• First Home Loan
• Home Again Loan
• Score Loan
• NoMI Loan (No Mortgage Insurance)
Utah Housing helps eligible borrowers who do not have enough money to pay for a down payment and closing costs when purchasing a home. The average amount a home buyer must save for a down payment and closing costs is between 5% – 6% of the home purchase amount. Utah Housing allows an applicant to borrow up to 6% of the home purchase amount, which can help cover the down payment and closing costs. Please be aware the Score Loan and NoMI Loan offer 4% instead of 6% for the home buyer’s down payment or closing costs.

Individuals and families who otherwise are unable to purchase a home because of insufficient funds for a down payment and closing costs may still become homeowners by using Utah Housing. The following are important things to know when applying for Utah Housing:

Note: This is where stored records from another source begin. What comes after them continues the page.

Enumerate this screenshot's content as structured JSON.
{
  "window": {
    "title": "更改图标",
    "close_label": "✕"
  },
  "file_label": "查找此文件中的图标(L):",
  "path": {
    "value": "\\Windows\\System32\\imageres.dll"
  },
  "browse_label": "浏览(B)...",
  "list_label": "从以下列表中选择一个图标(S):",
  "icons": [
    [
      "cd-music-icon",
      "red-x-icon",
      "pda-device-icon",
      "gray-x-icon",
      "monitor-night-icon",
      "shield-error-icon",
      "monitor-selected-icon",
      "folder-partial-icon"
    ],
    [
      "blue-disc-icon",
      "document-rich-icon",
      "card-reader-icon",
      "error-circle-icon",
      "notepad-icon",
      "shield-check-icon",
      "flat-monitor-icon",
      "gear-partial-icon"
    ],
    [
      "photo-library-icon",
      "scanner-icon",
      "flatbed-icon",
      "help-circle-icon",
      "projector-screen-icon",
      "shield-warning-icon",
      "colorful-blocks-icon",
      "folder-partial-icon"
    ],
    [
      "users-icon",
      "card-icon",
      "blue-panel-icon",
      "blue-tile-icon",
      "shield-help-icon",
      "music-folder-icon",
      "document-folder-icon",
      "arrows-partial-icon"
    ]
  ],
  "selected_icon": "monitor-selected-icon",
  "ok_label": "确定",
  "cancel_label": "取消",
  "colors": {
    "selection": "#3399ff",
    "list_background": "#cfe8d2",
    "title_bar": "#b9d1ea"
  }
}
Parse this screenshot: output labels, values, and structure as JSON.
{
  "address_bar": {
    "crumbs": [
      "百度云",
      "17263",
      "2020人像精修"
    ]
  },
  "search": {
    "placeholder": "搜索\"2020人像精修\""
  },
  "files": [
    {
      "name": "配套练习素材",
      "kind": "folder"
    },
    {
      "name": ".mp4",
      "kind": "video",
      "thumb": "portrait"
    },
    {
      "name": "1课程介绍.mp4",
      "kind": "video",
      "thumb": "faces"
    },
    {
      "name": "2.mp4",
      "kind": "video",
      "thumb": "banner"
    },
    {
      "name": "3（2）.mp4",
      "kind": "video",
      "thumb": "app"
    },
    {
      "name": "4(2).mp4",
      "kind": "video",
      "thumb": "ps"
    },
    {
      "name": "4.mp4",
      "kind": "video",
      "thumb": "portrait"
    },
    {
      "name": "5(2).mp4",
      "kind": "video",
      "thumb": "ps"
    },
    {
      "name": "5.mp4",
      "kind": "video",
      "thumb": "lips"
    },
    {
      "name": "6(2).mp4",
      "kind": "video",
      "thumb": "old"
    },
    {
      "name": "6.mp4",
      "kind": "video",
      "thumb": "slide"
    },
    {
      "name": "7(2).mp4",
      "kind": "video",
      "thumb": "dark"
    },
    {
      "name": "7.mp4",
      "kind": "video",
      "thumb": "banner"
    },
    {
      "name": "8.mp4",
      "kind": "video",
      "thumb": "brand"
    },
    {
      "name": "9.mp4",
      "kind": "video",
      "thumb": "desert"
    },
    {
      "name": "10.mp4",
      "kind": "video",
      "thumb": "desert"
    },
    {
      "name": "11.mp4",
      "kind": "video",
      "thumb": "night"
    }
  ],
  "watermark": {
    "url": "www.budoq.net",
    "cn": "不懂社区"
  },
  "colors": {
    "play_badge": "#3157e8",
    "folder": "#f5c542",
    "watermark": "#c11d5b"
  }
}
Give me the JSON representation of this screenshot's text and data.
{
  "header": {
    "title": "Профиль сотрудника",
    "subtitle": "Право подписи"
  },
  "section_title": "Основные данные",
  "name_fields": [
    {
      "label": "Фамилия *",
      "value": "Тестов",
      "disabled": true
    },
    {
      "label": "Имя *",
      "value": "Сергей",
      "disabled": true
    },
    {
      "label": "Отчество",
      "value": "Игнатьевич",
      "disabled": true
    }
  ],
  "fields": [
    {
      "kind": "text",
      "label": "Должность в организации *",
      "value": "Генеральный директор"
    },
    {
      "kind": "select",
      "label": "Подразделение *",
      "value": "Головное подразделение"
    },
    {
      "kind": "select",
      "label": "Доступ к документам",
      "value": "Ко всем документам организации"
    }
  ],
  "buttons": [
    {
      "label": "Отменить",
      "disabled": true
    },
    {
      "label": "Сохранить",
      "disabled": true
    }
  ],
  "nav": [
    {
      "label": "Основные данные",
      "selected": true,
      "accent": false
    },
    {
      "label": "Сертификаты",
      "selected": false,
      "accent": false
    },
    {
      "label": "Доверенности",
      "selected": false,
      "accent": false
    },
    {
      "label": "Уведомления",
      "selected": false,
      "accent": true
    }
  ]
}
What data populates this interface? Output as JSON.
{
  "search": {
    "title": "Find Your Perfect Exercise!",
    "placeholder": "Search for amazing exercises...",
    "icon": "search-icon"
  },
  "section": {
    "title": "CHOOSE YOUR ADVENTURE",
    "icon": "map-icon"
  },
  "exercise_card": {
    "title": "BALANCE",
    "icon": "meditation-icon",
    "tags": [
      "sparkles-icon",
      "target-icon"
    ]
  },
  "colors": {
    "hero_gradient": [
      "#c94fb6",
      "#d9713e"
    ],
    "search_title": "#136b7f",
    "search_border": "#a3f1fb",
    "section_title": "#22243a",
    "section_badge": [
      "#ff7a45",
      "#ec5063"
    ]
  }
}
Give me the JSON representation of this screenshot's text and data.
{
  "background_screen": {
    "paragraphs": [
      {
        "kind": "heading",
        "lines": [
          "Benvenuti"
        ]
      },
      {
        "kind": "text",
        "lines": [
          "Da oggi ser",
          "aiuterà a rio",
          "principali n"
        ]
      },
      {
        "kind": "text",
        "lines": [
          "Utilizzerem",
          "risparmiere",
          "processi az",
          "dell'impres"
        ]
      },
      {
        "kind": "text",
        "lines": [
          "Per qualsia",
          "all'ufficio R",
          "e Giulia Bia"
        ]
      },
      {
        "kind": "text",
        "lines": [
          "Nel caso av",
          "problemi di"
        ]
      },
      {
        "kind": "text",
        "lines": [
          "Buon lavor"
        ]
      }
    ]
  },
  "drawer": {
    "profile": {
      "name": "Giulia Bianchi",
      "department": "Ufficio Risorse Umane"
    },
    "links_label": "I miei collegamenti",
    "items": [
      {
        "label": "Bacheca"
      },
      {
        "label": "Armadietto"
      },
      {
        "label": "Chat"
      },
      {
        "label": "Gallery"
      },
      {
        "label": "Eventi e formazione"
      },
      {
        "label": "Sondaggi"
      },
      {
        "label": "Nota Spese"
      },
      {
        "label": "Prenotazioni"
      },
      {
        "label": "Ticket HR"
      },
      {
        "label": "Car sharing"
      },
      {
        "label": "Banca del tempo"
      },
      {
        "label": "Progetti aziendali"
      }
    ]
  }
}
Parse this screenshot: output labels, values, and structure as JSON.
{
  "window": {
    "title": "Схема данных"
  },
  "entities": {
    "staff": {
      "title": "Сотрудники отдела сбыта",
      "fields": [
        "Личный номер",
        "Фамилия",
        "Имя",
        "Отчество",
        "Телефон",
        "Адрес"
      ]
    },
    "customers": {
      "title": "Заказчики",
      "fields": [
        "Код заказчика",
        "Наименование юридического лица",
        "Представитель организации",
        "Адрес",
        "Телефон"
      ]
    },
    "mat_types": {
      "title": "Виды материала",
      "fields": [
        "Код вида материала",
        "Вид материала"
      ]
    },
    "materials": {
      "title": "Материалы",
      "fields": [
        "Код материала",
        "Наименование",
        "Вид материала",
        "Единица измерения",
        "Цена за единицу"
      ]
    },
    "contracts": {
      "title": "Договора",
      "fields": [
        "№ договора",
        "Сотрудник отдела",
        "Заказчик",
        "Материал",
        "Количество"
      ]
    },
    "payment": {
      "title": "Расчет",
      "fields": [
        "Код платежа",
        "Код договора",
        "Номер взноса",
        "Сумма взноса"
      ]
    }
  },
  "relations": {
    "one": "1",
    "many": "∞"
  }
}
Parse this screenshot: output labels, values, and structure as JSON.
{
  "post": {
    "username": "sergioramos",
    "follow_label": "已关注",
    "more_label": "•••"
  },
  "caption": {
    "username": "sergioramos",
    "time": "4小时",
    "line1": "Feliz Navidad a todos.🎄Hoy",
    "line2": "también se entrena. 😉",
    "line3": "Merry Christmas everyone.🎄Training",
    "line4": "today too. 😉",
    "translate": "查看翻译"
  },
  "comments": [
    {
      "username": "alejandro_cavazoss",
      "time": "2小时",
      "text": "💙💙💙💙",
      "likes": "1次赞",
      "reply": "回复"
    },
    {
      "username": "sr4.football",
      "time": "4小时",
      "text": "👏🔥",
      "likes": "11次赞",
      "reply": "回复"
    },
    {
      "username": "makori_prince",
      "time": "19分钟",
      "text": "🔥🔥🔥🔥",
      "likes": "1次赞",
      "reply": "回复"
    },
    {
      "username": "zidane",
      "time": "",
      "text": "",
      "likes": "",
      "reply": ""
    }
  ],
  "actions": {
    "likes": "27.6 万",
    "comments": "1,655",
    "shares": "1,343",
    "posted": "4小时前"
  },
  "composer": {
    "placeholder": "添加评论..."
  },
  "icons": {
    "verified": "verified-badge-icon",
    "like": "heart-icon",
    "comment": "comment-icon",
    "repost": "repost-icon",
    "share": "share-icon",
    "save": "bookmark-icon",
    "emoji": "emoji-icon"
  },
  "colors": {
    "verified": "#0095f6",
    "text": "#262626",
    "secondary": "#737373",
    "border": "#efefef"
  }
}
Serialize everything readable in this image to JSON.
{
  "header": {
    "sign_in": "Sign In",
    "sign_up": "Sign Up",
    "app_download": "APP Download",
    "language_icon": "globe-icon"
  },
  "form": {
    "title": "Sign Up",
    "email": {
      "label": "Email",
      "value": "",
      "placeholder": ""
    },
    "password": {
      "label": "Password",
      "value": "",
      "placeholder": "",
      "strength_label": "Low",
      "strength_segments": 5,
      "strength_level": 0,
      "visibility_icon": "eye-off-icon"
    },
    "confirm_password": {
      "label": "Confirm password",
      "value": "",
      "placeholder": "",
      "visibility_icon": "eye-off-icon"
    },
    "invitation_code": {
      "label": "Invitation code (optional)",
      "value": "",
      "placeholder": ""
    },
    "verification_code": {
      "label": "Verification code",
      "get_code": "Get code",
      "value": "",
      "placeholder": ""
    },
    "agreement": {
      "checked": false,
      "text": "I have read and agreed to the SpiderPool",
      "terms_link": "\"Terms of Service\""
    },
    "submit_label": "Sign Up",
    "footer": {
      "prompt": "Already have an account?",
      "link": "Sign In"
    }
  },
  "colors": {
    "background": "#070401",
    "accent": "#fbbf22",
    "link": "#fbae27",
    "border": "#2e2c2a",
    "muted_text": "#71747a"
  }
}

• Your total gross household income must fall within the income limit restrictions. These limits vary by county
• Your credit history must indicate that you pay your bills on time. You must have at least a 620 credit score.
• You must be able to qualify for government (FHA) or conventional financing.
• You must live in the home – can’t purchase as a rental.
• Non-occupant co-signors are allowed (First Home Loan only).
The Utah Housing Loan Programs do not provide rental assistance of any kind. If you need rental assistance, please contact your city or county housing authority.

In Utah, all mortgage loan originators must be licensed at the state level. The licenses are regulated and supervised by the Utah Department of Financial Institutions (DFI). The license application process for mortgage entities and loan originators is managed by the Nationwide Mortgage Licensing System (NMLS). The NMLS system allows mortgage broker companies and individuals to apply, update, and renew licenses online.

In the state of Utah, there are two main types of licenses: Company and Individual. Each license type depends on the work you wish to perform.
Most Common Individual License
• Mortgage Loan Originator License – allows individuals to take mortgage loan applications and/or negotiate the terms of mortgage loans for residential properties.

All license applications must be submitted online through NMLS. Please note that some agency-specific documentation, such as the surety bond, must be sent directly to DFI at Utah Department of Financial Institutions Passing an exam is obligatory for some, but not all license types. In Utah, in order to obtain a Mortgage Loan license, you must complete a pre-licensure course and pass an examination. To enroll for the MLO test you must complete at least 20-hours of an NMLS-approved education course. After completing the pre-licensure course, you can enroll and pay the exam fee via NMLS. You can schedule an exam date either through NMLS or by contacting the exam administrator Prometric .The NMLS testing page provides more information on how to schedule, prepare, and take the Mortgage Loan

UT Mortgage Broker Bonds
Bonds for Individual Licenses
• Mortgage Loan Originator – All applicants are required to furnish a surety bond. The amount depends on the origination volume of the applicant during the prior calendar year.
• $12,500 surety bond for loan volume of up to $5,000,000.
• $25,000 surety bond for loan volume between $5,000,000 – $15,000,000.
• $50,000 surety bond if the loan volume exceeds $15,000,000.

Loan Modification Attorney Free Consultation

When You Need a Loan Modification, Please Call Ascent Law LLC for your free consultation (801) 676-5506. We want to help you.

Michael R. Anderson, JD

Ascent Law LLC
8833 S. Redwood Road, Suite C
West Jordan, Utah
84088 United States

Telephone: (801) 676-5506

Ascent Law LLC

4.9 stars – based on 67 reviews


Recent Posts

Can The Executor Of A Will Take Everything In Utah?

PACA Automatic Protections

Best Custody Lawyers In Utah

Records In Utah Divorce

Can Infidelity Affect Alimony?

What Are Four Positive Outcomes Of Estate Planning?